From The Piper Book 3. I just wanted to let this one out of the bag. It will be edited for publication. I like it, if you do as well please like.
In the afternoon heat, the young hunter waited in the shade of a rock face. The horses were tied up to a tree by the side of a small brook. Here the water had bubbled up from the earth and spilled over the ground before disappearing once more into a subterranean river. A few trees and shrubs had seized the opportunity of moisture and these now provided some shade for the beasts.
He half looked at the sun and wondered what was taking his comrades so long. A smile accompanied a thought that suggested the two other boys were now hanging from a tree with their entrails trailing along the ground. Such things happened to those who angered Pan. In fact he thought, such things tended to happen to anybody who happened across Pan or his children.
The air was dead still and all he could hear was the comforting breathing of the horses.

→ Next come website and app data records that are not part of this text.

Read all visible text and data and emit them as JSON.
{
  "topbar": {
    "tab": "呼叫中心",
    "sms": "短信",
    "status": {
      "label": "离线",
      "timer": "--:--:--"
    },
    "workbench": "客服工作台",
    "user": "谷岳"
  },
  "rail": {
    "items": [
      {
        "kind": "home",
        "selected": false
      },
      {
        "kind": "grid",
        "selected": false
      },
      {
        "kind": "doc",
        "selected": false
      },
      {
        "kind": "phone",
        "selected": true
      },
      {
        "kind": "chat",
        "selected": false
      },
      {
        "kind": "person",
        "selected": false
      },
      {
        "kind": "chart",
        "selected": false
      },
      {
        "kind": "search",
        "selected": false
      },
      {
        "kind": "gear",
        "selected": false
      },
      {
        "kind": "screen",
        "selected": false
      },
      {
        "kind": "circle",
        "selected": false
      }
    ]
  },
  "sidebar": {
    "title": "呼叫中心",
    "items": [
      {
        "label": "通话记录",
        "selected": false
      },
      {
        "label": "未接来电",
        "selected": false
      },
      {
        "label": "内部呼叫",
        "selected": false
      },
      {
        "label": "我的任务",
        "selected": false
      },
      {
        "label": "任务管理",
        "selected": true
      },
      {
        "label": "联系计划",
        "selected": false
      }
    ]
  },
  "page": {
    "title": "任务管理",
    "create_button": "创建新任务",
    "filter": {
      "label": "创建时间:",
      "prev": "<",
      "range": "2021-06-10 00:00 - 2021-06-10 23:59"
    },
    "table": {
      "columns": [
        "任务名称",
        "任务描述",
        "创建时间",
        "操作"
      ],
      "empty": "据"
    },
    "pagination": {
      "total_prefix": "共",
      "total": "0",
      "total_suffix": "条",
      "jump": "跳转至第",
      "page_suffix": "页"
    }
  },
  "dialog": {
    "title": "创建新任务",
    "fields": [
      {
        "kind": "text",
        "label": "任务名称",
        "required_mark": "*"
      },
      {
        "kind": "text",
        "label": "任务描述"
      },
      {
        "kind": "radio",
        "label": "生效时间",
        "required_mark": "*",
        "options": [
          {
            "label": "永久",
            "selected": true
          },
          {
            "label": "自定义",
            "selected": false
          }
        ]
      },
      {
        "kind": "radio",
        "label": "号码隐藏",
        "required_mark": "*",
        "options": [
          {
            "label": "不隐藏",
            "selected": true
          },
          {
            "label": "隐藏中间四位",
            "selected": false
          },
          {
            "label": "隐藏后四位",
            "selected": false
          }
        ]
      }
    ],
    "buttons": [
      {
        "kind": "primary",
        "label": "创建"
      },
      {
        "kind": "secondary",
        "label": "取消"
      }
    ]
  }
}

He wished that he could sleep but knew that he could not; sleep was for the dead.
He flicked away a fly that had been bothering him for some minutes. The fly, buzzed back onto him and this time he allowed it to come to rest. He watched its protruding needle as it sank into his flesh. A spot of blood welled up, but that was the last of it – the boy’s hand flashed down hard, at speed, and the thing was dead, splattered with its fresh intake of the boy’s juices. He rolled his finger and flicked it away from him. The body of the fly landed in a small area of sand that had been brought up by the rivulet and lay there. In no time, it was being surrounded by ants who measured the surprise bounty before carrying it off into their own dark chambers.
One of the horses snorted loudly and this made him sit up. The creatures were trained to be silent unless something unwanted was approaching. They had smelled foreigners in the air, a smell he had not been able to detect so far. He grasped the hilt of his short blade and reached for his bow. Whoever was approaching would be surprised when an arrow buried itself in their eye. The hunter, who was once a boy, pulled further back into the darkness of the shade and waited. Now even the horses fell silent, their breathing no more than the faintest of breezes in the heat.
There was something coming along the ravine. Whatever it was, it was keeping the sound of its trek to a minimum. If his two companions had achieved what they were expecting, they would not be so concerned with giving away their approach. They ought to have captured the quarry as they had been ordered: or killed it. Bad luck for them when they would answer to Pan.
No, this was not them. He sunk further back and slipped an arrow onto the string of his bow. Why was his heart beating so hard?